# Material supplied:
────────────────────────────────────────
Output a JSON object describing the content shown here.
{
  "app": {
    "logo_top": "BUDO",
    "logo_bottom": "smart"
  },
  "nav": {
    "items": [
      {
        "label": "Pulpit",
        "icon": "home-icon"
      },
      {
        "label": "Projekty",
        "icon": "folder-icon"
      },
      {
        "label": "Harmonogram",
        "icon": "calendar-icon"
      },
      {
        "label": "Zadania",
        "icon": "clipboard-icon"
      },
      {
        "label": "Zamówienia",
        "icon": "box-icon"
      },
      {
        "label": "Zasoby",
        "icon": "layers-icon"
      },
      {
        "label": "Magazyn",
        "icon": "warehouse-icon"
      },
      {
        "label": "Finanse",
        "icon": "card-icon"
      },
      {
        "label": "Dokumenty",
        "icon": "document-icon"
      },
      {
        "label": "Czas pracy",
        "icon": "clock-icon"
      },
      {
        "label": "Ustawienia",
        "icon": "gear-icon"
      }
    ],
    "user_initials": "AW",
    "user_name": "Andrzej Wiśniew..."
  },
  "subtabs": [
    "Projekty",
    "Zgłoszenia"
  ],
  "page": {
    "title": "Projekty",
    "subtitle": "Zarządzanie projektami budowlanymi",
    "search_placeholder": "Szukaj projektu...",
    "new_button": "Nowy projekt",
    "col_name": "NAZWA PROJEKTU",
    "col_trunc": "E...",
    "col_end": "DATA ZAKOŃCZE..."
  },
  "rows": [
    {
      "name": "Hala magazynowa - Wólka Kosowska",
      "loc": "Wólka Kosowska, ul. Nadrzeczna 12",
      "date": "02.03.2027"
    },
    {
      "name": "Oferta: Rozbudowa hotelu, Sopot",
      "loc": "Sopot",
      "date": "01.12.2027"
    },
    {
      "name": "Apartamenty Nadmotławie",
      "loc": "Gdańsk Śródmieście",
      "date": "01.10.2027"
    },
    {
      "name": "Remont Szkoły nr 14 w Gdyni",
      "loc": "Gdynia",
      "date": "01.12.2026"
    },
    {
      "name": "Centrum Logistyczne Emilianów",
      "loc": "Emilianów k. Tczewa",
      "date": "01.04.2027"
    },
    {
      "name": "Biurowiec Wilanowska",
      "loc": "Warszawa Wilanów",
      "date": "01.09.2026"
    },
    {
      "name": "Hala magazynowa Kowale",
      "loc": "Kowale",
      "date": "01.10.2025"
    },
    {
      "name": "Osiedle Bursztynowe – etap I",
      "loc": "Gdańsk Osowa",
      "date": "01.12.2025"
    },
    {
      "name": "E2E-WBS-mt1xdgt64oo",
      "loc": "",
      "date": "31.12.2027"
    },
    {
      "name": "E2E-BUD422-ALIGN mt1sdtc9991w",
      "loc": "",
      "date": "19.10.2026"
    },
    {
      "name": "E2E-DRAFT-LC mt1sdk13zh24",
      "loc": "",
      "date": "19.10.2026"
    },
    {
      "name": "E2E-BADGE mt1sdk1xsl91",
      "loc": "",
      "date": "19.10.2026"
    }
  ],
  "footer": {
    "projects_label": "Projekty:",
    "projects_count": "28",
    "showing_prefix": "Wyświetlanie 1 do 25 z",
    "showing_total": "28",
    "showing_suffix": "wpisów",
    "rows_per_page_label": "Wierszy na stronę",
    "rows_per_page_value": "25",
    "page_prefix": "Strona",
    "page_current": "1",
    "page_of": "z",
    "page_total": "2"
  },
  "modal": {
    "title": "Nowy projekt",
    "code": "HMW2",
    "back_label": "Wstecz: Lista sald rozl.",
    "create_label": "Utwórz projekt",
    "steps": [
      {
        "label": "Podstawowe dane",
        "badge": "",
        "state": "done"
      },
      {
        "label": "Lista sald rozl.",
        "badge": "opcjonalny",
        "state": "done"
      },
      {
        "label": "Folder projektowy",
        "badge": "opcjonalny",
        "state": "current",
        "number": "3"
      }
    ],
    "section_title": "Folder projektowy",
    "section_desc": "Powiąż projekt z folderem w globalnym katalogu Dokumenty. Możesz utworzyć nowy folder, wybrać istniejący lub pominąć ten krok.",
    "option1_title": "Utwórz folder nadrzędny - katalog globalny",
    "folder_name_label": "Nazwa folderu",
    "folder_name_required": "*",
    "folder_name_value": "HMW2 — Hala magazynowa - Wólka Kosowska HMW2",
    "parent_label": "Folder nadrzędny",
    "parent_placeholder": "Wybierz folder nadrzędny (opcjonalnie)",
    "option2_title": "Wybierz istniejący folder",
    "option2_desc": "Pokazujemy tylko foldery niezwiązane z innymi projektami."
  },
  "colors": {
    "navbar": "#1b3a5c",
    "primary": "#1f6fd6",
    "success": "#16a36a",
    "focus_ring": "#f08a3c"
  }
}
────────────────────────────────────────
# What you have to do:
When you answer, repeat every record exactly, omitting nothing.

# Response:
Output a JSON object describing the content shown here.
{
  "app": {
    "logo_top": "BUDO",
    "logo_bottom": "smart"
  },
  "nav": {
    "items": [
      {
        "label": "Pulpit",
        "icon": "home-icon"
      },
      {
        "label": "Projekty",
        "icon": "folder-icon"
      },
      {
        "label": "Harmonogram",
        "icon": "calendar-icon"
      },
      {
        "label": "Zadania",
        "icon": "clipboard-icon"
      },
      {
        "label": "Zamówienia",
        "icon": "box-icon"
      },
      {
        "label": "Zasoby",
        "icon": "layers-icon"
      },
      {
        "label": "Magazyn",
        "icon": "warehouse-icon"
      },
      {
        "label": "Finanse",
        "icon": "card-icon"
      },
      {
        "label": "Dokumenty",
        "icon": "document-icon"
      },
      {
        "label": "Czas pracy",
        "icon": "clock-icon"
      },
      {
        "label": "Ustawienia",
        "icon": "gear-icon"
      }
    ],
    "user_initials": "AW",
    "user_name": "Andrzej Wiśniew..."
  },
  "subtabs": [
    "Projekty",
    "Zgłoszenia"
  ],
  "page": {
    "title": "Projekty",
    "subtitle": "Zarządzanie projektami budowlanymi",
    "search_placeholder": "Szukaj projektu...",
    "new_button": "Nowy projekt",
    "col_name": "NAZWA PROJEKTU",
    "col_trunc": "E...",
    "col_end": "DATA ZAKOŃCZE..."
  },
  "rows": [
    {
      "name": "Hala magazynowa - Wólka Kosowska",
      "loc": "Wólka Kosowska, ul. Nadrzeczna 12",
      "date": "02.03.2027"
    },
    {
      "name": "Oferta: Rozbudowa hotelu, Sopot",
      "loc": "Sopot",
      "date": "01.12.2027"
    },
    {
      "name": "Apartamenty Nadmotławie",
      "loc": "Gdańsk Śródmieście",
      "date": "01.10.2027"
    },
    {
      "name": "Remont Szkoły nr 14 w Gdyni",
      "loc": "Gdynia",
      "date": "01.12.2026"
    },
    {
      "name": "Centrum Logistyczne Emilianów",
      "loc": "Emilianów k. Tczewa",
      "date": "01.04.2027"
    },
    {
      "name": "Biurowiec Wilanowska",
      "loc": "Warszawa Wilanów",
      "date": "01.09.2026"
    },
    {
      "name": "Hala magazynowa Kowale",
      "loc": "Kowale",
      "date": "01.10.2025"
    },
    {
      "name": "Osiedle Bursztynowe – etap I",
      "loc": "Gdańsk Osowa",
      "date": "01.12.2025"
    },
    {
      "name": "E2E-WBS-mt1xdgt64oo",
      "loc": "",
      "date": "31.12.2027"
    },
    {
      "name": "E2E-BUD422-ALIGN mt1sdtc9991w",
      "loc": "",
      "date": "19.10.2026"
    },
    {
      "name": "E2E-DRAFT-LC mt1sdk13zh24",
      "loc": "",
      "date": "19.10.2026"
    },
    {
      "name": "E2E-BADGE mt1sdk1xsl91",
      "loc": "",
      "date": "19.10.2026"
    }
  ],
  "footer": {
    "projects_label": "Projekty:",
    "projects_count": "28",
    "showing_prefix": "Wyświetlanie 1 do 25 z",
    "showing_total": "28",
    "showing_suffix": "wpisów",
    "rows_per_page_label": "Wierszy na stronę",
    "rows_per_page_value": "25",
    "page_prefix": "Strona",
    "page_current": "1",
    "page_of": "z",
    "page_total": "2"
  },
  "modal": {
    "title": "Nowy projekt",
    "code": "HMW2",
    "back_label": "Wstecz: Lista sald rozl.",
    "create_label": "Utwórz projekt",
    "steps": [
      {
        "label": "Podstawowe dane",
        "badge": "",
        "state": "done"
      },
      {
        "label": "Lista sald rozl.",
        "badge": "opcjonalny",
        "state": "done"
      },
      {
        "label": "Folder projektowy",
        "badge": "opcjonalny",
        "state": "current",
        "number": "3"
      }
    ],
    "section_title": "Folder projektowy",
    "section_desc": "Powiąż projekt z folderem w globalnym katalogu Dokumenty. Możesz utworzyć nowy folder, wybrać istniejący lub pominąć ten krok.",
    "option1_title": "Utwórz folder nadrzędny - katalog globalny",
    "folder_name_label": "Nazwa folderu",
    "folder_name_required": "*",
    "folder_name_value": "HMW2 — Hala magazynowa - Wólka Kosowska HMW2",
    "parent_label": "Folder nadrzędny",
    "parent_placeholder": "Wybierz folder nadrzędny (opcjonalnie)",
    "option2_title": "Wybierz istniejący folder",
    "option2_desc": "Pokazujemy tylko foldery niezwiązane z innymi projektami."
  },
  "colors": {
    "navbar": "#1b3a5c",
    "primary": "#1f6fd6",
    "success": "#16a36a",
    "focus_ring": "#f08a3c"
  }
}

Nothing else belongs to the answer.